It goes something like this: A new Pfizer drug combined with an existing cancer drug "achieved its primary endpoint by demonstrating a statistically significant and clinically meaningful improvement in progression-free survival" in certain cases of advanced or metastatic breast cancer. "We are delighted with the final data, which suggest the potential for palbociclib to transform the standard of care for post-menopausal women with ER+ and HER2- advanced breast cancer," a Pfizer vice president said in a company press release.
Or as Everdeen Mason at the Wall Street Journal put it, the study of the drug showed "the potential for palbociclib to transform the standard of care for post-menopausal women with ER+ and HER2- advanced breast cancer."
Wait a minute. That comes directly from the press release, which also said this: "Detailed efficacy and safety data from PALOMA-1 will be submitted for presentation at the American Association for Cancer Research (AACR) Annual Meeting 2014 scheduled for April 5-9th in San Diego."
Or, as the Journal put it, "The drug maker plans to present data from the study at the American Association for Cancer Research annual meeting in April."
Is the Wall Street Journal, one of the world's most distinguished business publications, uncritically repeating what's in the Pfizer press release? And is it plugging this drug even though we haven't yet seen the data on whether the drug works? Yes on both counts.
What's wrong with these guys?
Surely Linda A. Johnson, a business writer at the Associated Press, didn't fall for Pfizer's unsupported claims. She wrote, "The world's second-biggest drug maker said the drug, compared with another medicine called letrozole, increased the time patients survived without tumors growing, compared with women just getting letrozole." And the evidence? "Pfizer said it plans to release detailed results from the latest study, called PALOMA-1, at the American Association for Cancer Research meeting in San Diego in early April."
The AP got sucked into this, too.
The problem is that this story was covered by business reporters rather than medical reporters, who by and large are too smart to fall for a company's claim about a drug without seeing the evidence presented, reviewed, and debated.
The further problem is that because they are so smart, medical writers mostly declined to cover this story.
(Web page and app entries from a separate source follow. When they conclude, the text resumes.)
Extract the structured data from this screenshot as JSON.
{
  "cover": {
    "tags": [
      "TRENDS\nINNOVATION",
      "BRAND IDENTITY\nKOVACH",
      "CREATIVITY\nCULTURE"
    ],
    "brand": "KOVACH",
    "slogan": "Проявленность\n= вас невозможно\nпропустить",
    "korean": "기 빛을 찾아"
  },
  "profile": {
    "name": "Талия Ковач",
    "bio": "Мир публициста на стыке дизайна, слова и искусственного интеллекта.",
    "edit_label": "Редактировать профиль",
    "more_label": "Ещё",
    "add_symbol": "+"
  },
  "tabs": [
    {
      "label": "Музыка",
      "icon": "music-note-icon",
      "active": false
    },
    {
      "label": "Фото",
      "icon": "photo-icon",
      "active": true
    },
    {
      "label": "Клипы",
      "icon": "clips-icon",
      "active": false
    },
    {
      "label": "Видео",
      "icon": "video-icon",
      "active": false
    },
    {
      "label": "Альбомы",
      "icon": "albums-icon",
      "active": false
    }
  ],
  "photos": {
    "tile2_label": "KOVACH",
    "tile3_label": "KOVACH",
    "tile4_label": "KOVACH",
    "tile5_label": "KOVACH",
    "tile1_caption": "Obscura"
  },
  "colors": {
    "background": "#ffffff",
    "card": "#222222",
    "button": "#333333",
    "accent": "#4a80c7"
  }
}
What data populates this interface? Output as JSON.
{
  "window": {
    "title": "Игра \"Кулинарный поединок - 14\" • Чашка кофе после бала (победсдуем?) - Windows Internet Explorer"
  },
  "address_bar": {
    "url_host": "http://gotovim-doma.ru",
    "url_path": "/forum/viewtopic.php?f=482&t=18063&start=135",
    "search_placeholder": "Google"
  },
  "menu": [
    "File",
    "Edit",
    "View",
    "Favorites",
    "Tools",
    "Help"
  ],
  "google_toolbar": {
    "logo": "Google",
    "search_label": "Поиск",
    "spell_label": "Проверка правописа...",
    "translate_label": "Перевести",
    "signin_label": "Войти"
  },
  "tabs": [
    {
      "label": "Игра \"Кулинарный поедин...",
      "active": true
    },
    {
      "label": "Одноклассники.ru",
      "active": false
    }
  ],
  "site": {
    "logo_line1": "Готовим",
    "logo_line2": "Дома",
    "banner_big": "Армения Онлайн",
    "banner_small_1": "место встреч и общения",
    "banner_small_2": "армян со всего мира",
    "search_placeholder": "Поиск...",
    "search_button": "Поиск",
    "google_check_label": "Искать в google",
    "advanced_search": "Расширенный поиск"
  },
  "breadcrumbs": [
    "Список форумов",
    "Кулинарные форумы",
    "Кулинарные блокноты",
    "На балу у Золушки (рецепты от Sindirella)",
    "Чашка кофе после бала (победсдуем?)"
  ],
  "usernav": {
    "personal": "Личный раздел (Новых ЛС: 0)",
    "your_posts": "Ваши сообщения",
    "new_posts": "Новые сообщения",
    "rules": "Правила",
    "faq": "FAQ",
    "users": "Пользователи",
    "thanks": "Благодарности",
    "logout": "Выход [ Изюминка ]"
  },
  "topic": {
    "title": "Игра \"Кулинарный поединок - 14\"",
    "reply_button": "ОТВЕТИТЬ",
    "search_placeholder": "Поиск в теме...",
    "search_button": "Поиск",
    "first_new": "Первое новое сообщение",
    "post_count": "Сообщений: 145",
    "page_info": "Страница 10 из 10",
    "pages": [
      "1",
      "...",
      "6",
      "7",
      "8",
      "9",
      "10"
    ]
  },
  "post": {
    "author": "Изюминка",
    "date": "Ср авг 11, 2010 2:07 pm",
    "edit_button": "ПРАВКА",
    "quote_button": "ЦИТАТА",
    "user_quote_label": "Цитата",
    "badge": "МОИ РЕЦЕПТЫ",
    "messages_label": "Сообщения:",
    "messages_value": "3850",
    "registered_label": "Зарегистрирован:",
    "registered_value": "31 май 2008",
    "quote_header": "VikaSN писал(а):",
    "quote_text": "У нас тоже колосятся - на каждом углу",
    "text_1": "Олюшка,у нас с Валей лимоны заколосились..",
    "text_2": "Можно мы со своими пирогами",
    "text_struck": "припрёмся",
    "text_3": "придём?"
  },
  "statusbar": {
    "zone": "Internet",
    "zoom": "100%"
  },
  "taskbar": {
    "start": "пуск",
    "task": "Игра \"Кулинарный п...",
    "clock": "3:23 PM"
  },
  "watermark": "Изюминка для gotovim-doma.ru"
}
Which left the business writers out there alone, telling the story the company wanted them to tell.
The Motley Fool, a website for investors, gives us a hint of why Pfizer might have been eager to release this news now–and why it might have hoped for an uncritical reception. "It was only a few short week ago," the Fool reports, "that Pfizer (NYSE:PFE) delivered investors bad news in the form of a failed late stage trial for a key lung cancer drug. Now, Pfizer is back again, but this time it's giving investors new hope that palbociclib, a breast cancer treatment in mid stage studies, can power sales over the coming years."
Hey, we can't let the memory of failure cloud the air, Pfizer's execs must have said. We need a success to clear the fog!
Pfizer's job is to make money and boost the price of its stock. For doing that job, some of its executives will be very handsomely remunerated.
The reporters who helped Pfizer with this job by uncritically reporting Pfizer's claims have helped those execs earn that money, none of which will flow back to the reporters.
The people who lose are the people those reporters are writing for.